**Task:** Only the lines with the string "title" are needed; return each of them from the entries below.
·····
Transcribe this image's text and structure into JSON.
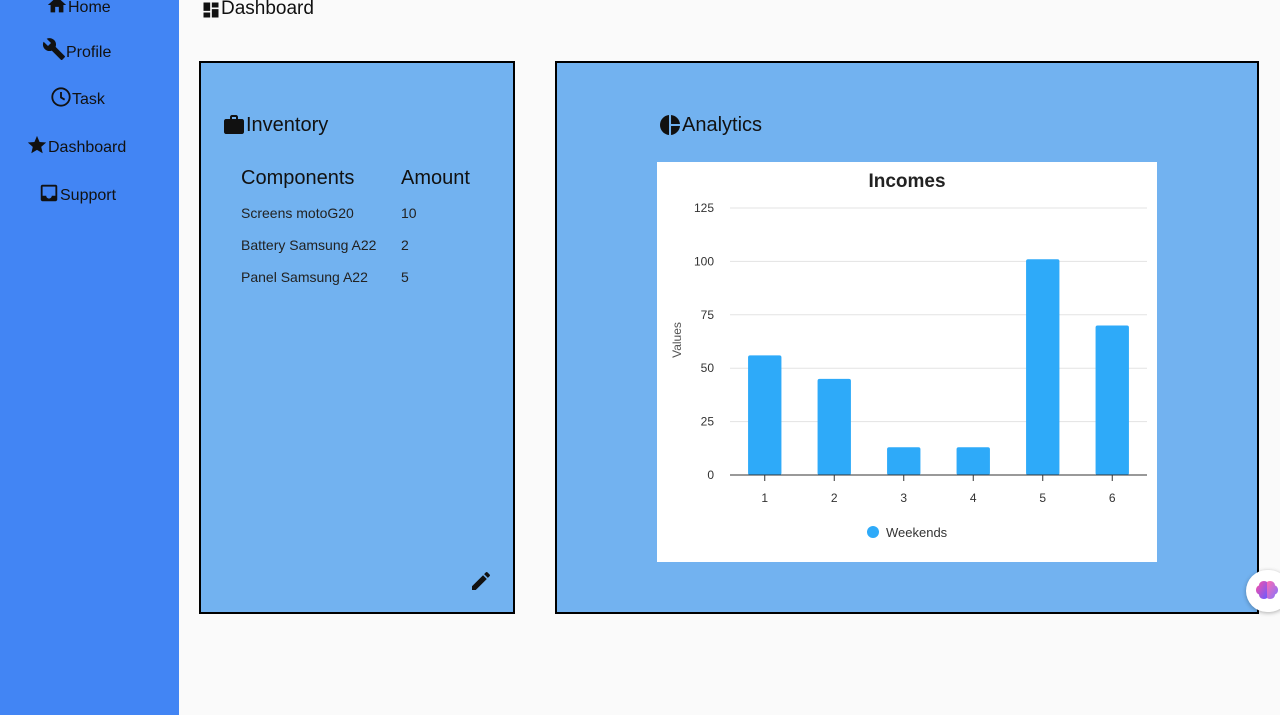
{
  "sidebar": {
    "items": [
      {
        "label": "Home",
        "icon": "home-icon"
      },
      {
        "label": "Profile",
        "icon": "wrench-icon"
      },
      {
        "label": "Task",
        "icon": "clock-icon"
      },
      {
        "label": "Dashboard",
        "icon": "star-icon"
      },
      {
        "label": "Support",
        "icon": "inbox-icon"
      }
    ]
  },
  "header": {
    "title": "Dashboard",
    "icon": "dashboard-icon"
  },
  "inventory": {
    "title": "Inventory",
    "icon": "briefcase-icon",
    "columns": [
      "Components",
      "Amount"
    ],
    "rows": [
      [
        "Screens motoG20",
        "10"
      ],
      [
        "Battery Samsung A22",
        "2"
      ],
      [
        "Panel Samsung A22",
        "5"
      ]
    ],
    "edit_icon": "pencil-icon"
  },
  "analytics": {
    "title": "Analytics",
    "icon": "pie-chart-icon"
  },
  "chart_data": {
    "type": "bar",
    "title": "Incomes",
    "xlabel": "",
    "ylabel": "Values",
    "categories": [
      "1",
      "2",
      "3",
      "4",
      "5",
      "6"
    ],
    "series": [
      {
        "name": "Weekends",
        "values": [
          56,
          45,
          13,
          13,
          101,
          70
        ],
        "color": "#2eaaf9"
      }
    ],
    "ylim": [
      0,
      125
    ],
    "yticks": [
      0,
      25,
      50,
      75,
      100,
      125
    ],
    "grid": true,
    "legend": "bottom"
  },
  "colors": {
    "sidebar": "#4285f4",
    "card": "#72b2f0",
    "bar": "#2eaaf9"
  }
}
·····
**Solved exercise:**
    "title": "Dashboard",
    "title": "Inventory",
    "title": "Analytics",
    "title": "Incomes",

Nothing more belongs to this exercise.